Littering is a matter of laziness and thoughtlessness. People who litter do so because it appears to be easier to drop trash on the ground than to wait and put it in a trashcan. Or they don't want to make a mess in their car so they make a mess in the environment instead. They don't think about the consequences. I wish there was a way to make everyone collectively realize that littering is a big deal, it's harmful, and it's lame. You are a huge loser and everyone looks upon you with disdain if you litter. I mean, do these people do the same thing in their houses? Shit, the trashcan is all the way in the kitchen.
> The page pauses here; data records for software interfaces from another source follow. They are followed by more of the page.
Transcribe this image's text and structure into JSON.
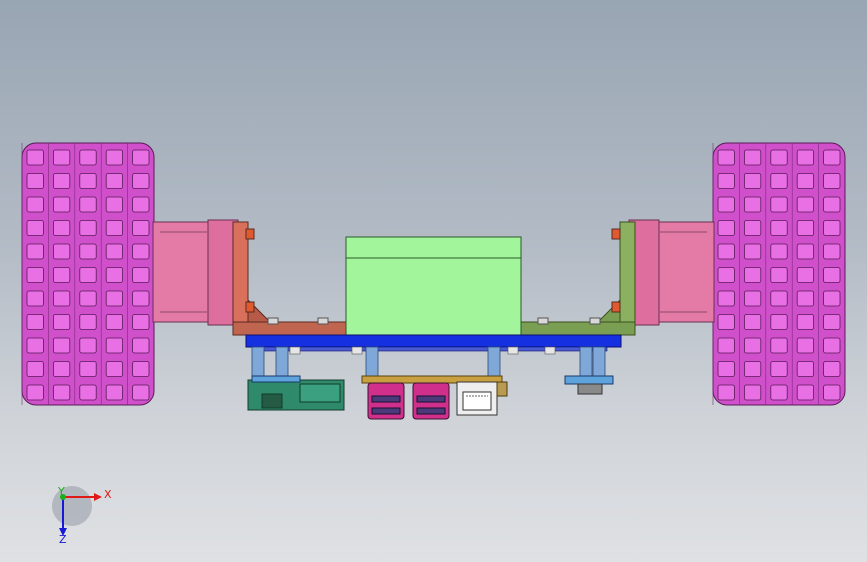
{
  "viewport": {
    "background_top": "#98a5b3",
    "background_bottom": "#dfe1e4"
  },
  "model": {
    "parts": [
      "left-wheel",
      "right-wheel",
      "left-motor",
      "right-motor",
      "left-bracket",
      "right-bracket",
      "battery-box",
      "base-plate",
      "standoffs",
      "controller-board",
      "usb-ports",
      "ethernet-port",
      "sensor-board"
    ],
    "colors": {
      "wheel": "#d050cc",
      "wheel_block": "#e86fe4",
      "motor": "#e47aa6",
      "left_bracket": "#d8705c",
      "right_bracket": "#8bb060",
      "battery": "#a2f59a",
      "plate": "#1530e0",
      "standoff": "#7fa8d8",
      "board": "#2e8a6a",
      "usb": "#d0308c"
    }
  },
  "triad": {
    "x_label": "X",
    "y_label": "Y",
    "z_label": "Z",
    "x_color": "#e01818",
    "y_color": "#18b018",
    "z_color": "#1818d8"
  }
}
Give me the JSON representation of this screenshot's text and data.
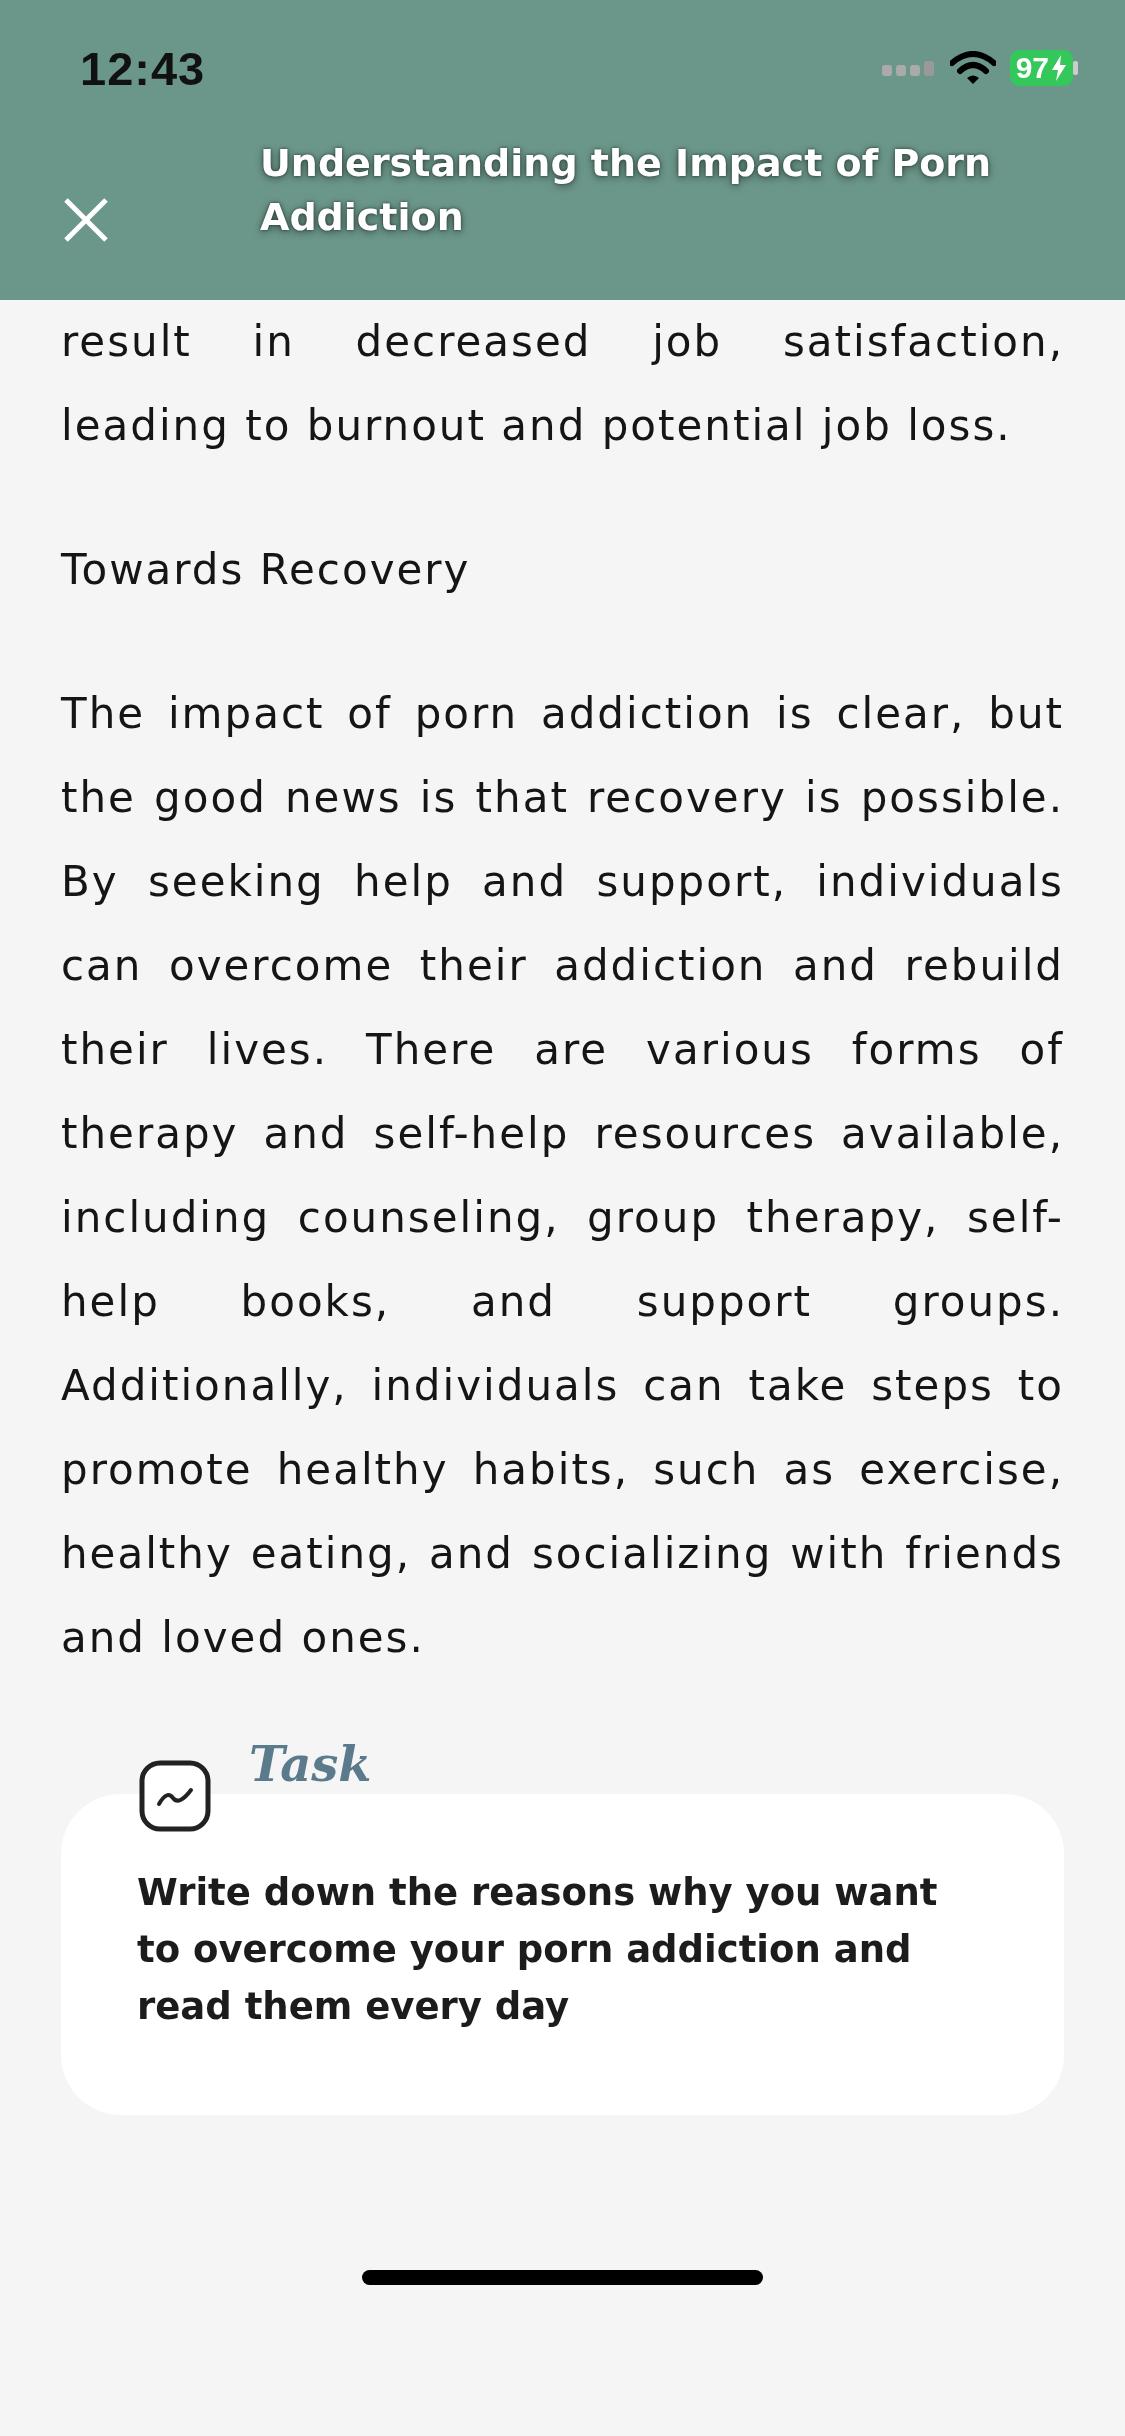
{
  "status_bar": {
    "time": "12:43",
    "battery": "97"
  },
  "header": {
    "title": "Understanding the Impact of Porn Addiction"
  },
  "article": [
    {
      "kind": "paragraph",
      "text": "result in decreased job satisfaction, leading to burnout and potential job loss."
    },
    {
      "kind": "heading",
      "text": "Towards Recovery"
    },
    {
      "kind": "paragraph",
      "text": "The impact of porn addiction is clear, but the good news is that recovery is possible. By seeking help and support, individuals can overcome their addiction and rebuild their lives. There are various forms of therapy and self-help resources available, including counseling, group therapy, self-help books, and support groups. Additionally, individuals can take steps to promote healthy habits, such as exercise, healthy eating, and socializing with friends and loved ones."
    }
  ],
  "task": {
    "label": "Task",
    "text": "Write down the reasons why you want to overcome your porn addiction and read them every day"
  }
}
I'll just drop this Dunkies cup here on the floor.

The best way to combat litter in an immediate way is to place more trashcans around the city. There's a park near my house that has only one trashcan at the far corner of it, so of course people don't want to walk across the park to throw things away. The cleanest areas of the city are the ones that have trashcans on every block (and probably also have hired help sweeping up trash). Adding trashcans would help with the grossest trash, by far, the poop bags. Ya know, plastic bags with dog poop inside? Ughhhh sick! That plastic bag is preserving that poop. The poop would be much better off in the open air where it could disintegrate and eventually wash away or decompose into the ground. If there were more trashcans, people wouldn't have to walk as far with a bag of poop in their hand, and they'd be less likely to leave it on the ground. Think about all of those poop bags out there on sidewalks and in landfills. Sick. Maybe when someone buys a dog, that scenario should be brought up. "Tell me, what would you do in this situation? Your dog shits on the sidewalk, and there are no trashcans in sight."

Sorry I just complained about dog poop for so long.

So now it's May! I'll be grocery shopping mostly at the Harvest Coop in Central Square, and I've already started a little compost pot in my kitchen (my roommates are using it as well, which is awesome). I have to figure out what the heck to do with the food scraps after that point, though. I don't have a yard for a compost bin. Does anyone have any suggestions?